During this period, collaborations became a key part of the Nike SB Dunk’s appeal. Following the coveted “Colors By” collection, Nike enlisted several high-profile tastemakers and brands to bring something new to shoe’s design. Stand-outs include streetwear influences from Stüssy, Supreme and Futura, as well as skateboarding classics from Skates, Diamond Supply and Jeff Staple. Each sneaker came with a rich story and acted as a catalyst for the Nike Dunk SB’s success.

After a brief hiatus, the Nike Dunk began to gain momentum in the late 2010s. One of the pioneers behind the shoe’s long-awaited comeback, Travis Scott’s collaboration with Nike in 2020 saw the Dunk propelled back into the limelight. The Texan artist reworked the silhouette with removable paisley and check print overlays, lending a playful edge to the model and bringing it into modern day. Within hours the collection had sold out and the Nike Dunk was sought after once again.

But it was upon the release of Virgil Abloh’s Dunk that things really took flight. Paying homage to the silhouette’s basketball roots, Abloh created a capsule of three retro and dynamically-blocked colourways. The sneakers were crafted with a deconstructed aesthetic and featured the designer’s calling card details — exposed foam tongues, trademark branding and cable-cord lacing. A partnership that secured the Dunks legendary status, this collaboration single-handedly shifted the shoe into the luxury realm.

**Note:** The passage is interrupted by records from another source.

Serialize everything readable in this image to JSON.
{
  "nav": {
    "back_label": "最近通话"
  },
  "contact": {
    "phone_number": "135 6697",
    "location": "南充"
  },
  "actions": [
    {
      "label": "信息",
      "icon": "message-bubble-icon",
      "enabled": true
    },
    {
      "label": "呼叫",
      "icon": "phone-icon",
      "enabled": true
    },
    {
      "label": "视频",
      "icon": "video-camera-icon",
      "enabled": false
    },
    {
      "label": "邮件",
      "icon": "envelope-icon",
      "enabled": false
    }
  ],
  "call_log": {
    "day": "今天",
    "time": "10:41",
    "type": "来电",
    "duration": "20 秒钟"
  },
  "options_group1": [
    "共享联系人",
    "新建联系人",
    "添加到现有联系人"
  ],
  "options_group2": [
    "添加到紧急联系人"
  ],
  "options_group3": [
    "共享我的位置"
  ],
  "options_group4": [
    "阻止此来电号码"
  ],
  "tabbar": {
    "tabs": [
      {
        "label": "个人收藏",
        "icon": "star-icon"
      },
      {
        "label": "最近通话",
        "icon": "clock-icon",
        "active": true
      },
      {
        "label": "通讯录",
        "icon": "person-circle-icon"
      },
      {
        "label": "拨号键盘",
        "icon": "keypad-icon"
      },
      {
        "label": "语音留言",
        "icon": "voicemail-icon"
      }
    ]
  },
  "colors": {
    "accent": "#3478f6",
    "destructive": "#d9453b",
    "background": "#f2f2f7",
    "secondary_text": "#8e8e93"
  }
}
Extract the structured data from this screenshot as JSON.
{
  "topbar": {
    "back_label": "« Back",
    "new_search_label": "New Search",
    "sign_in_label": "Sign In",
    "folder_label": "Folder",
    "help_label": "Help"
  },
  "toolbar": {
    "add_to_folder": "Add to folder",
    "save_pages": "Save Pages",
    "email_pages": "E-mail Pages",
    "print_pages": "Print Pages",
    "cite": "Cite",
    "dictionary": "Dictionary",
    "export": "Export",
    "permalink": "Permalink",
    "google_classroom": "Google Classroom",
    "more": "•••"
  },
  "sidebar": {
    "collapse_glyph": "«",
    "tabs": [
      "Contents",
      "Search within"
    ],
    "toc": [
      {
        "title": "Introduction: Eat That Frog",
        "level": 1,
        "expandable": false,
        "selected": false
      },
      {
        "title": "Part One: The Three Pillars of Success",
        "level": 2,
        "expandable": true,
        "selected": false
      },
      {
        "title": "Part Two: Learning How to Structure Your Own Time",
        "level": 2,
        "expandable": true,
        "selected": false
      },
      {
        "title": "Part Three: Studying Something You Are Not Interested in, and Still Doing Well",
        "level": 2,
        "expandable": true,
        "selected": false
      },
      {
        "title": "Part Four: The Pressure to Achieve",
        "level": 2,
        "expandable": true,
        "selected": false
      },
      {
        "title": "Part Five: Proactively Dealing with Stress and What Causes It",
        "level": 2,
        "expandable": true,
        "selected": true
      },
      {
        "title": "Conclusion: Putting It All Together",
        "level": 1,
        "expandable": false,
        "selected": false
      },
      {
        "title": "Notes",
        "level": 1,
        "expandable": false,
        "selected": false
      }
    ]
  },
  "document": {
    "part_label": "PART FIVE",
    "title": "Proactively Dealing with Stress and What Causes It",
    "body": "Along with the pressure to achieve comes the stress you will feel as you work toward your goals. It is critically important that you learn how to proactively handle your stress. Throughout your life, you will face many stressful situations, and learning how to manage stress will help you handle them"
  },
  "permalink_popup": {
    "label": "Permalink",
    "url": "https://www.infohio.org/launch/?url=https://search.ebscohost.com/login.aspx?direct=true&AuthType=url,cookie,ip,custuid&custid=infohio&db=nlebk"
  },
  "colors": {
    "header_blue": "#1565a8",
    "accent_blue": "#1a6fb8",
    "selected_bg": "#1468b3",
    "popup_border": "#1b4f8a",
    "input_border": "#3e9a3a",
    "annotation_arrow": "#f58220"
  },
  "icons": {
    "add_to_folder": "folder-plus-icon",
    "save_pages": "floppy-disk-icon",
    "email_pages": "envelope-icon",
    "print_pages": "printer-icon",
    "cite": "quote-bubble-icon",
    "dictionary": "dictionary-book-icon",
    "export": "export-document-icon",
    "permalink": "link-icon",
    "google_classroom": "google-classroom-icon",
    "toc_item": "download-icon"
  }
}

Today, the Nike Dunk is still reigning supreme. The silhouette’s timelessness and simplicity has allowed it to remain relevant in a world of ever-changing trends and tastes, while its connection to sport and fashion makes it one of the most recognisable styles on the planet. An enduring shoe with endless staying power, the Nike Dunk is a certified icon.